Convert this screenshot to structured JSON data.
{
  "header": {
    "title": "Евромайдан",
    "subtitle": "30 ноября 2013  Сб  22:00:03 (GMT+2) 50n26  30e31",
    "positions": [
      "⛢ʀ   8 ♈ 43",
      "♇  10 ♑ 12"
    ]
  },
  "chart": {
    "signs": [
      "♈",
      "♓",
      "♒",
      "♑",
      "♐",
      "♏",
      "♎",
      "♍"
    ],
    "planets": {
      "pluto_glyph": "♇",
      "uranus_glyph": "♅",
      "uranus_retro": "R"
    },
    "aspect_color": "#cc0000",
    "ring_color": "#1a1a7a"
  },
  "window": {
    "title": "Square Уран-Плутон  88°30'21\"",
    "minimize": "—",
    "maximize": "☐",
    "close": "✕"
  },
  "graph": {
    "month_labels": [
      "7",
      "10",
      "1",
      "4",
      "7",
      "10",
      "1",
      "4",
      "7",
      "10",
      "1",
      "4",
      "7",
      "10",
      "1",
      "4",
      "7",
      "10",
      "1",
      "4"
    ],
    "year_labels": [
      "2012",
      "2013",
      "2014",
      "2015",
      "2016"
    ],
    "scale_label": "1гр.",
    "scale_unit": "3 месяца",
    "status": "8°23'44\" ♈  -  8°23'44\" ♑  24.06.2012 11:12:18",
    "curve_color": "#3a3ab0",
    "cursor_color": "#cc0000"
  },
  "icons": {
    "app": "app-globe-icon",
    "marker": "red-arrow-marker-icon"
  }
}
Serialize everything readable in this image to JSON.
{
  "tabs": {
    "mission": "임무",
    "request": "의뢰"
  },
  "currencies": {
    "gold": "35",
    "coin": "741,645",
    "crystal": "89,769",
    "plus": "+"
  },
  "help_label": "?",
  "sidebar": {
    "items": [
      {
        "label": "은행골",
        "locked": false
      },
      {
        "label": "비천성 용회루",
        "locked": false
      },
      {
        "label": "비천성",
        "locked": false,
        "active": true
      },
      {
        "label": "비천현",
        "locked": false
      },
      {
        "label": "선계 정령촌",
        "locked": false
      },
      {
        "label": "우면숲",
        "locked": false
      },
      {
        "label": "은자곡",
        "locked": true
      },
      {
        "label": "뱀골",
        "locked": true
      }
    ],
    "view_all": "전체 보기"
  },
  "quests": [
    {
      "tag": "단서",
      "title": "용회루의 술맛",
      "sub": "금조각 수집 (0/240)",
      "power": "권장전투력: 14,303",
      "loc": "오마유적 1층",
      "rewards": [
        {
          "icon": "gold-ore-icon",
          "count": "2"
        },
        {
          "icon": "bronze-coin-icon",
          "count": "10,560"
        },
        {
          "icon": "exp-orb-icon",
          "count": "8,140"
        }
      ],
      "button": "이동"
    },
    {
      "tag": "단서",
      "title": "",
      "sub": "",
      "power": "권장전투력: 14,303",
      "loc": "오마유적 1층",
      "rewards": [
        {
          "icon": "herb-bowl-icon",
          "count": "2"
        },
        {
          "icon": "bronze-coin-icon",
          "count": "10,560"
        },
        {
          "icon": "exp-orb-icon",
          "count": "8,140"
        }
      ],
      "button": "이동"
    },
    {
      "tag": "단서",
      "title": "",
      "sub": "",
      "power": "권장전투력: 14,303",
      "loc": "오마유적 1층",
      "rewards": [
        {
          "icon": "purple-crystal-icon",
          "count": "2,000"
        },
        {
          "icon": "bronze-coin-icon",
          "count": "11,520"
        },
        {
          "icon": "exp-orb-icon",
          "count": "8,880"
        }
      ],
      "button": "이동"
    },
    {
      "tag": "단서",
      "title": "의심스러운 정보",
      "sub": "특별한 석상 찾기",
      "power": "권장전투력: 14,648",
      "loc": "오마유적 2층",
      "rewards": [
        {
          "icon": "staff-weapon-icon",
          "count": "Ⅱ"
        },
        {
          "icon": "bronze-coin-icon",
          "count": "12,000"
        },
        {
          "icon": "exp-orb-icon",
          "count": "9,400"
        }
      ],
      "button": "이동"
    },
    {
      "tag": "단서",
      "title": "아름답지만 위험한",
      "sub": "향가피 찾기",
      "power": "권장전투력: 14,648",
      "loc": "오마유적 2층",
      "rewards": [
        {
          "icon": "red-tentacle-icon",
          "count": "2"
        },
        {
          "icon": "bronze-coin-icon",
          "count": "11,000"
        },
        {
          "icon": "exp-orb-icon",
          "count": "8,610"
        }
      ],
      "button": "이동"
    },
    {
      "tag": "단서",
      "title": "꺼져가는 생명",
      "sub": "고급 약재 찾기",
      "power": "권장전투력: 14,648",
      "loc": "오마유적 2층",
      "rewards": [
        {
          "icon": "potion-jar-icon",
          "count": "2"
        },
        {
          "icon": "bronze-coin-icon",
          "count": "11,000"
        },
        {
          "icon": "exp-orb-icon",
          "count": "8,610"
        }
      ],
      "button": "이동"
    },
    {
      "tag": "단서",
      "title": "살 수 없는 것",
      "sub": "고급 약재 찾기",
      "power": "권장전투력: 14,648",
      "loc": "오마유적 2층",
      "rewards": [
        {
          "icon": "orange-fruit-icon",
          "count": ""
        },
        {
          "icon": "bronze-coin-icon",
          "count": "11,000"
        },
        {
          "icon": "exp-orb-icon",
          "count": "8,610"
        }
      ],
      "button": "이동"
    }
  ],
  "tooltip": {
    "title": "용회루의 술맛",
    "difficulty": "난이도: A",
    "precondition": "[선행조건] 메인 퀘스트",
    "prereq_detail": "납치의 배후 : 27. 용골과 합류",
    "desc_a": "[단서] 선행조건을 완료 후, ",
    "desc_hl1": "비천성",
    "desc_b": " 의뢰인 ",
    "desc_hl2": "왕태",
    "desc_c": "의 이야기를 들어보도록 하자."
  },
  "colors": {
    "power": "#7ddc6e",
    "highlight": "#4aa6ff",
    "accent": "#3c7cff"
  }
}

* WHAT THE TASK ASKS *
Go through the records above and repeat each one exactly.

* EXPECTED OUTPUT *
Convert this screenshot to structured JSON data.
{
  "header": {
    "title": "Евромайдан",
    "subtitle": "30 ноября 2013  Сб  22:00:03 (GMT+2) 50n26  30e31",
    "positions": [
      "⛢ʀ   8 ♈ 43",
      "♇  10 ♑ 12"
    ]
  },
  "chart": {
    "signs": [
      "♈",
      "♓",
      "♒",
      "♑",
      "♐",
      "♏",
      "♎",
      "♍"
    ],
    "planets": {
      "pluto_glyph": "♇",
      "uranus_glyph": "♅",
      "uranus_retro": "R"
    },
    "aspect_color": "#cc0000",
    "ring_color": "#1a1a7a"
  },
  "window": {
    "title": "Square Уран-Плутон  88°30'21\"",
    "minimize": "—",
    "maximize": "☐",
    "close": "✕"
  },
  "graph": {
    "month_labels": [
      "7",
      "10",
      "1",
      "4",
      "7",
      "10",
      "1",
      "4",
      "7",
      "10",
      "1",
      "4",
      "7",
      "10",
      "1",
      "4",
      "7",
      "10",
      "1",
      "4"
    ],
    "year_labels": [
      "2012",
      "2013",
      "2014",
      "2015",
      "2016"
    ],
    "scale_label": "1гр.",
    "scale_unit": "3 месяца",
    "status": "8°23'44\" ♈  -  8°23'44\" ♑  24.06.2012 11:12:18",
    "curve_color": "#3a3ab0",
    "cursor_color": "#cc0000"
  },
  "icons": {
    "app": "app-globe-icon",
    "marker": "red-arrow-marker-icon"
  }
}
Serialize everything readable in this image to JSON.
{
  "tabs": {
    "mission": "임무",
    "request": "의뢰"
  },
  "currencies": {
    "gold": "35",
    "coin": "741,645",
    "crystal": "89,769",
    "plus": "+"
  },
  "help_label": "?",
  "sidebar": {
    "items": [
      {
        "label": "은행골",
        "locked": false
      },
      {
        "label": "비천성 용회루",
        "locked": false
      },
      {
        "label": "비천성",
        "locked": false,
        "active": true
      },
      {
        "label": "비천현",
        "locked": false
      },
      {
        "label": "선계 정령촌",
        "locked": false
      },
      {
        "label": "우면숲",
        "locked": false
      },
      {
        "label": "은자곡",
        "locked": true
      },
      {
        "label": "뱀골",
        "locked": true
      }
    ],
    "view_all": "전체 보기"
  },
  "quests": [
    {
      "tag": "단서",
      "title": "용회루의 술맛",
      "sub": "금조각 수집 (0/240)",
      "power": "권장전투력: 14,303",
      "loc": "오마유적 1층",
      "rewards": [
        {
          "icon": "gold-ore-icon",
          "count": "2"
        },
        {
          "icon": "bronze-coin-icon",
          "count": "10,560"
        },
        {
          "icon": "exp-orb-icon",
          "count": "8,140"
        }
      ],
      "button": "이동"
    },
    {
      "tag": "단서",
      "title": "",
      "sub": "",
      "power": "권장전투력: 14,303",
      "loc": "오마유적 1층",
      "rewards": [
        {
          "icon": "herb-bowl-icon",
          "count": "2"
        },
        {
          "icon": "bronze-coin-icon",
          "count": "10,560"
        },
        {
          "icon": "exp-orb-icon",
          "count": "8,140"
        }
      ],
      "button": "이동"
    },
    {
      "tag": "단서",
      "title": "",
      "sub": "",
      "power": "권장전투력: 14,303",
      "loc": "오마유적 1층",
      "rewards": [
        {
          "icon": "purple-crystal-icon",
          "count": "2,000"
        },
        {
          "icon": "bronze-coin-icon",
          "count": "11,520"
        },
        {
          "icon": "exp-orb-icon",
          "count": "8,880"
        }
      ],
      "button": "이동"
    },
    {
      "tag": "단서",
      "title": "의심스러운 정보",
      "sub": "특별한 석상 찾기",
      "power": "권장전투력: 14,648",
      "loc": "오마유적 2층",
      "rewards": [
        {
          "icon": "staff-weapon-icon",
          "count": "Ⅱ"
        },
        {
          "icon": "bronze-coin-icon",
          "count": "12,000"
        },
        {
          "icon": "exp-orb-icon",
          "count": "9,400"
        }
      ],
      "button": "이동"
    },
    {
      "tag": "단서",
      "title": "아름답지만 위험한",
      "sub": "향가피 찾기",
      "power": "권장전투력: 14,648",
      "loc": "오마유적 2층",
      "rewards": [
        {
          "icon": "red-tentacle-icon",
          "count": "2"
        },
        {
          "icon": "bronze-coin-icon",
          "count": "11,000"
        },
        {
          "icon": "exp-orb-icon",
          "count": "8,610"
        }
      ],
      "button": "이동"
    },
    {
      "tag": "단서",
      "title": "꺼져가는 생명",
      "sub": "고급 약재 찾기",
      "power": "권장전투력: 14,648",
      "loc": "오마유적 2층",
      "rewards": [
        {
          "icon": "potion-jar-icon",
          "count": "2"
        },
        {
          "icon": "bronze-coin-icon",
          "count": "11,000"
        },
        {
          "icon": "exp-orb-icon",
          "count": "8,610"
        }
      ],
      "button": "이동"
    },
    {
      "tag": "단서",
      "title": "살 수 없는 것",
      "sub": "고급 약재 찾기",
      "power": "권장전투력: 14,648",
      "loc": "오마유적 2층",
      "rewards": [
        {
          "icon": "orange-fruit-icon",
          "count": ""
        },
        {
          "icon": "bronze-coin-icon",
          "count": "11,000"
        },
        {
          "icon": "exp-orb-icon",
          "count": "8,610"
        }
      ],
      "button": "이동"
    }
  ],
  "tooltip": {
    "title": "용회루의 술맛",
    "difficulty": "난이도: A",
    "precondition": "[선행조건] 메인 퀘스트",
    "prereq_detail": "납치의 배후 : 27. 용골과 합류",
    "desc_a": "[단서] 선행조건을 완료 후, ",
    "desc_hl1": "비천성",
    "desc_b": " 의뢰인 ",
    "desc_hl2": "왕태",
    "desc_c": "의 이야기를 들어보도록 하자."
  },
  "colors": {
    "power": "#7ddc6e",
    "highlight": "#4aa6ff",
    "accent": "#3c7cff"
  }
}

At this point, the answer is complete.